park-keeper, coming at his usual hour to unlock the gates, found a
man and a woman inside with their white faces pressed against the
railings, through which they glared like caged beasts. He set them
free, and they ran out, for his paradise was too big.
Now, facing west, they tramped for two days on the Bath road, leaving
the fog behind them, and drew near Reading. It was a clear night as
they approached it, and the sky studded with stars that twinkled
frostily. Eleven o'clock sounded from a tower ahead. On the
outskirts of the town they were passing an ugly modern villa with a
large garden before it, when an old gentleman came briskly up the
road and turned in at the gate.
Adam swung round on his heel and followed him up the path, begging.
Eve hung by the gate.
"No," said the old gentleman, fitting his latchkey into the door,
"I have no work to offer. Eh?—Is that your wife by the gate?
Adam whispered a lie in his ear.
"Poor woman, and to be on the road, in such a state, at this hour!
Well, you shall share my supper before you search for a lodging.
Come inside," he called out to Eve, "and be careful of the step.
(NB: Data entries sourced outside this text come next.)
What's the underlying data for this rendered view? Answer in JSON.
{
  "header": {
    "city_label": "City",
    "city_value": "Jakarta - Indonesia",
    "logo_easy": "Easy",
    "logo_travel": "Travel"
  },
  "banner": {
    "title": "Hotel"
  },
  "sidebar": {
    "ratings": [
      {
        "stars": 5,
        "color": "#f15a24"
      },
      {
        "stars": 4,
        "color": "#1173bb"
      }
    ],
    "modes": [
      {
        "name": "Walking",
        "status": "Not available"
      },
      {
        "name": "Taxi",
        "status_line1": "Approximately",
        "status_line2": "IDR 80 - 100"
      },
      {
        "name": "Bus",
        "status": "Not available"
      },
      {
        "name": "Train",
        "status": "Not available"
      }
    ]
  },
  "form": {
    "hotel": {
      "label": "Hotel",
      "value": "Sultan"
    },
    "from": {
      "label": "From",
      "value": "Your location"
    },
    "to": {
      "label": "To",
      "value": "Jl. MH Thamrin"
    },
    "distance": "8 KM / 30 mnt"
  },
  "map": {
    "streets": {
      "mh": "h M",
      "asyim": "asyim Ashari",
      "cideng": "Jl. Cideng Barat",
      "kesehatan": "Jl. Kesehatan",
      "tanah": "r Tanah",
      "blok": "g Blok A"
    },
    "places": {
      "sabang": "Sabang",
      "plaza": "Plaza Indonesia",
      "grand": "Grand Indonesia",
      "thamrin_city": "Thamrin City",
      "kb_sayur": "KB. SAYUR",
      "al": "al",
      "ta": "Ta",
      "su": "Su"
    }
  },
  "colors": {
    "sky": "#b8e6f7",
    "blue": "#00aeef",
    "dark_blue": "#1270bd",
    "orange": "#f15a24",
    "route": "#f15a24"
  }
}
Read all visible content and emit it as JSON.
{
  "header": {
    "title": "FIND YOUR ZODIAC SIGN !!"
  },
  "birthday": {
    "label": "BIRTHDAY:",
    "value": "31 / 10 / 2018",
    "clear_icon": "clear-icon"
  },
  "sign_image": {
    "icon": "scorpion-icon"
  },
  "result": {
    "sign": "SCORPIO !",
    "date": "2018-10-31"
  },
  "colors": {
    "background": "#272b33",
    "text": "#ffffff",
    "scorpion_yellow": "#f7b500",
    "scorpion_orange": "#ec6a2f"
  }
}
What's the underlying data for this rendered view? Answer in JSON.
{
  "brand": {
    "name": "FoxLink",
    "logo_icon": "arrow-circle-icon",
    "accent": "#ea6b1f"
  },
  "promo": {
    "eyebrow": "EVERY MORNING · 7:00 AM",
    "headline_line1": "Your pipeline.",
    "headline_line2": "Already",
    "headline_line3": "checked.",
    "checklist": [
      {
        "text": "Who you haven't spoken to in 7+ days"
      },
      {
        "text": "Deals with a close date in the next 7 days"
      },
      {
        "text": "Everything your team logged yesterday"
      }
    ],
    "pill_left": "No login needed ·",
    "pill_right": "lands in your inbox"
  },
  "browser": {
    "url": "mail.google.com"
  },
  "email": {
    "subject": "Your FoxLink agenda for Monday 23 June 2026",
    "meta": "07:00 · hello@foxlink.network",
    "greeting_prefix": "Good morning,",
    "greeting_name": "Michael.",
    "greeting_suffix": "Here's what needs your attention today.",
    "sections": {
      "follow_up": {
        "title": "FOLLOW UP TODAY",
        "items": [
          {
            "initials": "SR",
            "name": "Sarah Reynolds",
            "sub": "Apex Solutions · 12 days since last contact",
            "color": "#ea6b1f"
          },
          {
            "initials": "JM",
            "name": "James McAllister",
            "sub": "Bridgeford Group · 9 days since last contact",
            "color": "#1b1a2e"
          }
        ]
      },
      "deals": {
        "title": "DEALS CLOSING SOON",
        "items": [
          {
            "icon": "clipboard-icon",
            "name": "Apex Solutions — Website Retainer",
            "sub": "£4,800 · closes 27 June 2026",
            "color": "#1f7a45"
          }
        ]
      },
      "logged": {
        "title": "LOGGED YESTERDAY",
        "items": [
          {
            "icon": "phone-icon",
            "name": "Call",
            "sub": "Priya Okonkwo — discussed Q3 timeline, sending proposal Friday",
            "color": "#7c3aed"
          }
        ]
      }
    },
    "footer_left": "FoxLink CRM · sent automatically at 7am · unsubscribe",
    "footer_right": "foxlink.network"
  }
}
It's a high one."
He led them in, past the ground-floor rooms and up a flight of
stairs. After pausing on the landing and waiting a long time for Eve
to take breath, he began to ascend another flight.
"Are we going to have supper on the leads?" Adam wondered.
They followed the old gentleman up to the attics and into a kind of
tower, where was a small room with two tables spread, the one with a
supper, the other with papers, charts, and mathematical instruments.
"Here," said their guide, "is bread, a cold chicken, and a bottle of
whisky. I beg you to excuse me while you eat. The fact is, I dabble
in astronomy. My telescope is on the roof above, and to-night every
moment is precious."
There was a ladder fixed in the room, leading to a trap-door in the
ceiling. Up this ladder the old gentleman trotted, and in half a
minute had disappeared, shutting the trap behind him.
It was half an hour or more before Adam climbed after him, with Eve,
as usual, at his heels.
"My dear madam!" cried the astronomer, "and in your state!"
"I told you a lie," Adam said. "I've come to beg your pardon.
May we look at the stars before we go?"
In two minutes the old gentleman was pointing out the
constellations—the Great Bear hanging low in the north-east,
pointing to the Pole star, and across it to Cassiopeia's bright
zigzag high in the heavens; the barren square of Pegasus, with its
long tail stretching to the Milky Way, and the points that cluster
round Perseus; Arcturus, white Vega and yellow Capella; the Twins,
and beyond them the Little Dog twinkling through a coppice of naked
trees to eastward; yet further round the Pleiads climbing, with red
Aldebaran after them; below them Orion's belt, and last of all,
Sirius flashing like a diamond, white and red, and resting on the
horizon where the dark pasture lands met the sky.
Then, growing flushed with his subject, he began to descant on these
stars, their distances and velocities; how that each was a sun,
careering in measureless space, each trailing a company of worlds
that spun and hurtled round it; that the Dog-star's light shone into
their eyes across a hundred trillion miles; that the star itself
swept along a thousand miles in a minute. He hurled figures at them,
heaping millions on millions. "See here"—and, turning the telescope
on its pivot, he sighted it carefully. "Look at that small star in
the Great Bear: that's Groombridge Eighteen-thirty. He's two
hundred billions of miles away. He travels two hundred miles a
second, does Groombridge Eighteen-thirty. In one minute Groombridge
Eighteen-thirty could go from here to Hong-Kong."
"Then damn Groombridge Eighteen-thirty!"
It was uttered in the bated tone that night enforces: but it came
with a groan. The old gentleman faced round in amazement.
"He means, sir," explained the woman, who had grown to understand
Adam passing well, "my man means that it's all too big for us.
We've strayed out of prison, sir, and shall feel safer back again,
looking at all this behind bars."
She reached out a hand to Adam: and this time it was he that
followed, as one blinded and afraid. In three months they were back
again at the gates of the paradise they had wandered from.
There stood a warder before it, clad in blue: but he carried no
flaming sword, and the door opened and let them in.